I will be the first to admit that I resemble Veruca Salt in far more ways that I would like. I often forget to be grateful. I focus on what I don't have and not what I do have. I often get so focused on not having the job I want now that I forget how blessed I am to be employed at all, and to be able to mostly support myself on the wages from that job. I also have the opportunity to occasionally substitute at a middle school, which is great. But I focus on what I don't have that I want.
Lately, I've had trouble of a different sort. I've started not to be able to celebrate others' successes. I see people moving forward in their lives through a myriad of ways like career advancement, marriage, having children, buying houses, etc. and it is getting increasingly difficult to wish them well in their happiness. Some of it is the envy that Elder Jeffrey R. Holland spoke of in his talk in General Conference this month. Some of it is simply feeling left behind. It has been fifteen years since I graduated from high school, ten since I graduated from BYU. I've watched successive generations of friends move on with their lives that I still haven't. They have careers, families, foundations. I'm still working dead-end jobs that have nothing to do with my degrees, single, and nomadic as ever. I've learned that my friends' successes, while amazing for them, mean a separation for me. Our friendships don't end, but they move on, move forward, move away, move into demanding spheres of responsibility that have less room for me. Our lives simply don't overlap as much. And while their moving forward brings them into contact with a widening social circle, mine seems to shrink and require me to go out and work to build new friendships. None of this is bad, but it is difficult and somewhat lonely. I'm not an extremely social person by nature, so I find the work it takes to build new relationships rather exhausting and not a little unfair.

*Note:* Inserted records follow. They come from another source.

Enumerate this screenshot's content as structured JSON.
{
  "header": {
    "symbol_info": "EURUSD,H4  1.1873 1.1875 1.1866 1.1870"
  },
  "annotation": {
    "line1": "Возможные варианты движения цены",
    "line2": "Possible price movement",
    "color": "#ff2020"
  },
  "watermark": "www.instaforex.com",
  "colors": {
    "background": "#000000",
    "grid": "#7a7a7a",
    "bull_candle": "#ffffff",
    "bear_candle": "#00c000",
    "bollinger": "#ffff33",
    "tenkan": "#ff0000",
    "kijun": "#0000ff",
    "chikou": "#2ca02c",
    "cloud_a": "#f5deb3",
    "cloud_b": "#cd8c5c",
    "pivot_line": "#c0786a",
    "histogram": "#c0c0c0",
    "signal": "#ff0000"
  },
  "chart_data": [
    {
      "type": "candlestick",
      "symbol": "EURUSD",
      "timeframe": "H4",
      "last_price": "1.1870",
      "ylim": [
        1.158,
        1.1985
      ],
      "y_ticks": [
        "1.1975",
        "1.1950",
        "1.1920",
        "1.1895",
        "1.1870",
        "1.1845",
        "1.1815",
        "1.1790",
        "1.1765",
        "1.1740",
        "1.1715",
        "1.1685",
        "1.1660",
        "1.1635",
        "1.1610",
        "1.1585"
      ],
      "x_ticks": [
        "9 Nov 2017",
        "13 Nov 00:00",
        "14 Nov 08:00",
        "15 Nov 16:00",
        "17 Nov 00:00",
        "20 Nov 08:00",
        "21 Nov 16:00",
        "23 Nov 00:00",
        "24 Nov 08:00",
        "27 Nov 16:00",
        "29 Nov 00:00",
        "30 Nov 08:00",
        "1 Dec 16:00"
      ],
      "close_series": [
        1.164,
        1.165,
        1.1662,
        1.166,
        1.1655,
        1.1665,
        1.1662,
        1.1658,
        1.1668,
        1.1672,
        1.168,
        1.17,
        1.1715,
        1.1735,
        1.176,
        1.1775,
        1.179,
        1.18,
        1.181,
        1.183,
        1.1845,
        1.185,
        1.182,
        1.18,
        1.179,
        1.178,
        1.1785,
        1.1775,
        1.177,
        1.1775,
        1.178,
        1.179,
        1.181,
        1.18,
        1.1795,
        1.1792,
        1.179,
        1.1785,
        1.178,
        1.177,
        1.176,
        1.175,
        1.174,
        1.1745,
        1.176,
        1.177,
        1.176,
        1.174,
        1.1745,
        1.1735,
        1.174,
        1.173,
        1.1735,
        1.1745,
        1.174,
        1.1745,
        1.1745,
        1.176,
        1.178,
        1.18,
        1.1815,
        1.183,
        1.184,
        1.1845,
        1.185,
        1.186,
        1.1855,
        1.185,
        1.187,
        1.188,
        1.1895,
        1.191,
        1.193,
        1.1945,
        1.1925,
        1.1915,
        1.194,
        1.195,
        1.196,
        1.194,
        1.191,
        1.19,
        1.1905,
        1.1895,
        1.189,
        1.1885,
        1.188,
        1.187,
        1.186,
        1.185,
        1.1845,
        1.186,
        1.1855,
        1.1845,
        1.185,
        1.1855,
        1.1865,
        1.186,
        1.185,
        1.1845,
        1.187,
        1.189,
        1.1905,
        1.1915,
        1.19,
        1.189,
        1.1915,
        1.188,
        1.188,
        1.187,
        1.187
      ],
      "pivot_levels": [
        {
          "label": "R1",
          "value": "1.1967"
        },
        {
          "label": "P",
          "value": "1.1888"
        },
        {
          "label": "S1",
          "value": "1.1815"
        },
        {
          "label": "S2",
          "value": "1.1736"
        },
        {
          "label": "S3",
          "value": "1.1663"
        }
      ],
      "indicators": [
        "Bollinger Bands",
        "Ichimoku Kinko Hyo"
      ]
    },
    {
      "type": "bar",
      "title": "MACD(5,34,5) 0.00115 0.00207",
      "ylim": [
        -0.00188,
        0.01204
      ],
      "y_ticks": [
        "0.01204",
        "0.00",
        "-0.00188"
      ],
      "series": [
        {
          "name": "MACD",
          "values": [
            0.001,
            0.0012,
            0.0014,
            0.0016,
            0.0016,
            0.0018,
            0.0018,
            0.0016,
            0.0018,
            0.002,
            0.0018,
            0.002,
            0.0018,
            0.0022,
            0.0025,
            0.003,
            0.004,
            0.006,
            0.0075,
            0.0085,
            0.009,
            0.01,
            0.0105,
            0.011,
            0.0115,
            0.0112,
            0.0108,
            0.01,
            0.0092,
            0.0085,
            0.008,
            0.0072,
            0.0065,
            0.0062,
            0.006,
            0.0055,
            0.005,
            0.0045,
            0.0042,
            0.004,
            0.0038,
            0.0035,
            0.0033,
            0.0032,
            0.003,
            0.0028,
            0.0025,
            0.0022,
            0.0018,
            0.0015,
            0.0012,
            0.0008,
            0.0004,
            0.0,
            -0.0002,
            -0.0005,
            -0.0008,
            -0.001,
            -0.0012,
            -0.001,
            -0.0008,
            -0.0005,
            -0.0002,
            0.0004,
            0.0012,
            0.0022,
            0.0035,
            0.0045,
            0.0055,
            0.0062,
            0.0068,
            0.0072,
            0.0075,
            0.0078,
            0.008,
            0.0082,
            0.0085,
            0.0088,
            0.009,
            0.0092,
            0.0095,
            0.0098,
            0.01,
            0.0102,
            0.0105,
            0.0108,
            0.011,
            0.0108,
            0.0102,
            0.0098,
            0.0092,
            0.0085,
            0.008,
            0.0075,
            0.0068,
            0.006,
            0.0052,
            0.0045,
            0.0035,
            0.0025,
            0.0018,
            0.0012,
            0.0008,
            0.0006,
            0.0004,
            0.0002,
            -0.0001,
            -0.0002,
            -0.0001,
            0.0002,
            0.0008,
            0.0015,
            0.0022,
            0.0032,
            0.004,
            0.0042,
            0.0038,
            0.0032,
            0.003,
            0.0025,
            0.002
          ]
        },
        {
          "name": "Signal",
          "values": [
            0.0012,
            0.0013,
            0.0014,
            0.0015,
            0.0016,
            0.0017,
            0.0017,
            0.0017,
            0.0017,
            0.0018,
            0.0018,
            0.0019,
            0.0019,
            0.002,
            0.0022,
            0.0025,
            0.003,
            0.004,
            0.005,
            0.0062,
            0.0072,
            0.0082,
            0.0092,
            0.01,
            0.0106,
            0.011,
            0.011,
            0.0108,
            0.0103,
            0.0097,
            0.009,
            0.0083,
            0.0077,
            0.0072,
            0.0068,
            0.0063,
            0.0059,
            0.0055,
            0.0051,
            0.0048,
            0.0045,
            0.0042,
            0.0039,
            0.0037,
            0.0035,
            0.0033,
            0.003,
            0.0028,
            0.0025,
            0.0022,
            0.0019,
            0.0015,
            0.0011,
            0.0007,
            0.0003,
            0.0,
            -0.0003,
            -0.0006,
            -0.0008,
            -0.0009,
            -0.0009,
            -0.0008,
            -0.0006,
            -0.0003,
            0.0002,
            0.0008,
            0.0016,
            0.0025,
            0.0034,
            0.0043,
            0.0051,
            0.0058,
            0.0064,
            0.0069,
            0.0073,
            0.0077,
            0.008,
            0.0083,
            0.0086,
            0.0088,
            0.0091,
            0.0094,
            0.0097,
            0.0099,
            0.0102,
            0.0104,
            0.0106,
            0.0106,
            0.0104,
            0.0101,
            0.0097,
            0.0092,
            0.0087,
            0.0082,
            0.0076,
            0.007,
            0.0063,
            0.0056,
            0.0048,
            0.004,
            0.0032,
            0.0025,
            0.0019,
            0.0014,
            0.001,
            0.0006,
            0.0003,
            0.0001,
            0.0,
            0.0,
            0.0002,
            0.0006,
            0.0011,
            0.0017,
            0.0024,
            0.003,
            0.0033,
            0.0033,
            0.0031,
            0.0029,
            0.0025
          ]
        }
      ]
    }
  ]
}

This is where my Veruca Salt-ness directly confronts my faith. Do I believe in the blessings of eternal life? Most definitely. I'm grateful for it everyday. I'm grateful for it every time I think of my mother, every time I wish I could her on the phone, every time I think of my grandparents and aunts and uncles who are no longer with us. I'm grateful when I think of my brother, when I see my niece's disappearing scar from open heart surgery, when I think of my nephew who will be joining our family this summer. That is not in question. Rather, do I have the faith to endure if all the blessings I want in my life don't come until eternity? I was reading in Isaiah today during the Sacrament and came across this verse in chapter 51:
For the shall comfort Zion: he will comfort all her waste places; and he will make her wilderness like Eden, and her desert like the of the ; joy and gladness shall be found therein, thanksgiving, and the voice of melody.
These words are full of comfort to those in midst of figurative and literal waste places, wildernesses, and deserts. They are to inspire hope. As I pondered them, my Veruca Salt-ness came raging back, asking if I was prepared to wander in those waste places, wildernesses or deserts if the blessings I want don't come til eternity. I want to say yes. I want to conquer my inner Veruca. I want to be grateful for everything in my life, not just focused on what I don't have. Yet there are days when I can't help but envision a future of watching my friends and loved ones move forward and, often, away while I am consigned to watch like a starving Dickensian orphan peering through a window at a Christmas feast. And that just seems impossibly hard.